• [Exercise aim] Below are the entries; count how many lines contain the word "result" and reply with that number alone.

• [Supplied entries]
***

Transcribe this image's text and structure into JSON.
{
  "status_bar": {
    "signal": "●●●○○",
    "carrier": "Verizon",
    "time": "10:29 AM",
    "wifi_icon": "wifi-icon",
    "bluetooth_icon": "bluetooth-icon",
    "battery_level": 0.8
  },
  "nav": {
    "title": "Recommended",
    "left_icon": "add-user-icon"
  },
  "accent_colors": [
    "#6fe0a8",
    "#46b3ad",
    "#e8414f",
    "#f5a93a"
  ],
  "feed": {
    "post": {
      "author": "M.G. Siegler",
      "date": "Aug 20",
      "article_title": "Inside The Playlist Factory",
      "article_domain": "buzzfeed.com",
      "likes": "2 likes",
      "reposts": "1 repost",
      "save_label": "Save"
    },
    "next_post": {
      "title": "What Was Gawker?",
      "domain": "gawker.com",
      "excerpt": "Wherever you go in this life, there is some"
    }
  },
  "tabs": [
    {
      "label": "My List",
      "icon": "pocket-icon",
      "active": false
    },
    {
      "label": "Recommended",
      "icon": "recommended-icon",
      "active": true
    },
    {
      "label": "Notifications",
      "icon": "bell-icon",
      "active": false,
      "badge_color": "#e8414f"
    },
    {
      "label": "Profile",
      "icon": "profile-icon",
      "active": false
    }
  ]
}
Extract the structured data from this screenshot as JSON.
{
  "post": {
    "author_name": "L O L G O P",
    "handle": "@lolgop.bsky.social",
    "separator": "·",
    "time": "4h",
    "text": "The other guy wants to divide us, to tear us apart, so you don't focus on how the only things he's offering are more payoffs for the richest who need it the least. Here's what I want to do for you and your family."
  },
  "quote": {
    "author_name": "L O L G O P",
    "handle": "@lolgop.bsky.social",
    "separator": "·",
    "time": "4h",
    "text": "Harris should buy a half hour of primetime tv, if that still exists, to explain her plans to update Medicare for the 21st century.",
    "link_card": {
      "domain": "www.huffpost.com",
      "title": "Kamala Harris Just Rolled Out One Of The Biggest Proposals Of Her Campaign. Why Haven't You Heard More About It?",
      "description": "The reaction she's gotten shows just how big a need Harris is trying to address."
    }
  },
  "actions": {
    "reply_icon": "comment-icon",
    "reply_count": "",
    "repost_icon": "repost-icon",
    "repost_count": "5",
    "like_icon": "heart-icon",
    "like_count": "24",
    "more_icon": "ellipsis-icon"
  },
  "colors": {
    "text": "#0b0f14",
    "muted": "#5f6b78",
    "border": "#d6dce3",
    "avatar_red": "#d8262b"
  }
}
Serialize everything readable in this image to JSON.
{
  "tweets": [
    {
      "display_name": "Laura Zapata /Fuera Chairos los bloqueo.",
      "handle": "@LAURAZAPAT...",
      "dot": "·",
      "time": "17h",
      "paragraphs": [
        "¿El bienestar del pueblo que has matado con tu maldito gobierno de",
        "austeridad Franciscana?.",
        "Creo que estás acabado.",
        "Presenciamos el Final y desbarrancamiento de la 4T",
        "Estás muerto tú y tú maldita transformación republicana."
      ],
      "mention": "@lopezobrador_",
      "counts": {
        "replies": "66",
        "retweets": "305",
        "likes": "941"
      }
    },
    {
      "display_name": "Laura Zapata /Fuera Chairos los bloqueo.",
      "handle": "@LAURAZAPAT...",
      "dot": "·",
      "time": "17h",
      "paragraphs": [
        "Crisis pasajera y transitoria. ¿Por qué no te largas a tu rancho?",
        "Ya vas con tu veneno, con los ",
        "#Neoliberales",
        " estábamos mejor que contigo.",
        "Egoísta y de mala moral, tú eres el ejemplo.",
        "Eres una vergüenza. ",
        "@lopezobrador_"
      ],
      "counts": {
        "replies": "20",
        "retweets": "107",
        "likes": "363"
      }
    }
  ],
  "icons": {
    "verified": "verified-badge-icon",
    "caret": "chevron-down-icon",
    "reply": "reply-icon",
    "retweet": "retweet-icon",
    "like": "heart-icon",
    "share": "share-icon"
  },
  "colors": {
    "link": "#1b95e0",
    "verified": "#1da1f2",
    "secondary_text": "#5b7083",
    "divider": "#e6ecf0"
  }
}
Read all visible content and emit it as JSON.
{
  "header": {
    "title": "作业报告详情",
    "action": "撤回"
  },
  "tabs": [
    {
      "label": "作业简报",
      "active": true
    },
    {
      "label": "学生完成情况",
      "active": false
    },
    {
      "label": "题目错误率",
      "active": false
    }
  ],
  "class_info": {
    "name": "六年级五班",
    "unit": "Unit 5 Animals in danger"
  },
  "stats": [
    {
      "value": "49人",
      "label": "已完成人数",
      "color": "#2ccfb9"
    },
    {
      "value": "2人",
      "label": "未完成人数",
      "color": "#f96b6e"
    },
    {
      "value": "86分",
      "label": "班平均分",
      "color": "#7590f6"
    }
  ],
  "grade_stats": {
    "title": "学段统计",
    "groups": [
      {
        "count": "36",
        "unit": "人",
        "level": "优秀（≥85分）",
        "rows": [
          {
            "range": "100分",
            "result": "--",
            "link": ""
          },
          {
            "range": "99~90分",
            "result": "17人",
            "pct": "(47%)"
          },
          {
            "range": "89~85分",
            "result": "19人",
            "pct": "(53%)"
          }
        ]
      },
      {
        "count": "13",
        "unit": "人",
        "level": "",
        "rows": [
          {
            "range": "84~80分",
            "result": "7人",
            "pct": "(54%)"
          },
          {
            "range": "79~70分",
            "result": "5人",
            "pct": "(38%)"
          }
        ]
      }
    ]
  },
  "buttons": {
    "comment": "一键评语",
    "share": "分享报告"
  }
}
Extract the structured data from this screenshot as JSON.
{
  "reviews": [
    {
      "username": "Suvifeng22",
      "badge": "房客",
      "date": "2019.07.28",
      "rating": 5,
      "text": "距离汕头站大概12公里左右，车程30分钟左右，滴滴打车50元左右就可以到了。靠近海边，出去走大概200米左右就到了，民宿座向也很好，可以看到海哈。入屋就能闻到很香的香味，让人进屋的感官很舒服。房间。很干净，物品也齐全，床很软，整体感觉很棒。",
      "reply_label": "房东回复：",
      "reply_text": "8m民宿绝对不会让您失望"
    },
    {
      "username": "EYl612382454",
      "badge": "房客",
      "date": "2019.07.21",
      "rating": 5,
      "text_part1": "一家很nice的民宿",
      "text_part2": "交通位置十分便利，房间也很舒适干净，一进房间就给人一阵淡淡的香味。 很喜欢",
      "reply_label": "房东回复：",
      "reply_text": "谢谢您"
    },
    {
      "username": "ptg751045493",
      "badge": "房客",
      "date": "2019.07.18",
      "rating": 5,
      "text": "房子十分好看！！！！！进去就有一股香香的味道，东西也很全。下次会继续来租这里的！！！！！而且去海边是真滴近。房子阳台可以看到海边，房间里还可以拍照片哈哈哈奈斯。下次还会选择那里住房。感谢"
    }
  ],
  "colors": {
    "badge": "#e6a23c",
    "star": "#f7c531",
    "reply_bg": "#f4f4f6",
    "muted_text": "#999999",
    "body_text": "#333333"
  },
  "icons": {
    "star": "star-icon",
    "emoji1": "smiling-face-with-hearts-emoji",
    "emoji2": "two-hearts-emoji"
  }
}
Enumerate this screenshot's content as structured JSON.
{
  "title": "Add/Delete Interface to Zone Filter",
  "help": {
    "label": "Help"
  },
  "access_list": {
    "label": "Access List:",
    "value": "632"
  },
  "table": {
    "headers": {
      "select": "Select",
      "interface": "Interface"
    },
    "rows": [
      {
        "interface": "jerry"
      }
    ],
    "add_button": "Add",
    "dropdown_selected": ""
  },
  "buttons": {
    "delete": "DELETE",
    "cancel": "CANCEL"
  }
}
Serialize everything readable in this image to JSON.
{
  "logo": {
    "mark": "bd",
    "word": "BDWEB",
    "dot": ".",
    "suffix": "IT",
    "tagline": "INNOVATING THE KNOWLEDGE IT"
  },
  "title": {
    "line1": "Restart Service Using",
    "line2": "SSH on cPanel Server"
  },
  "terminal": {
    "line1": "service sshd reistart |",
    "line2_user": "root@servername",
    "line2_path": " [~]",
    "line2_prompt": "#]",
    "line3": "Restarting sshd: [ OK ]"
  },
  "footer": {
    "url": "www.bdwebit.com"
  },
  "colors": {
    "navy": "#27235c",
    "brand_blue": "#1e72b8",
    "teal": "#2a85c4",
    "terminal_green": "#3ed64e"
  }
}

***

• [Your response] 5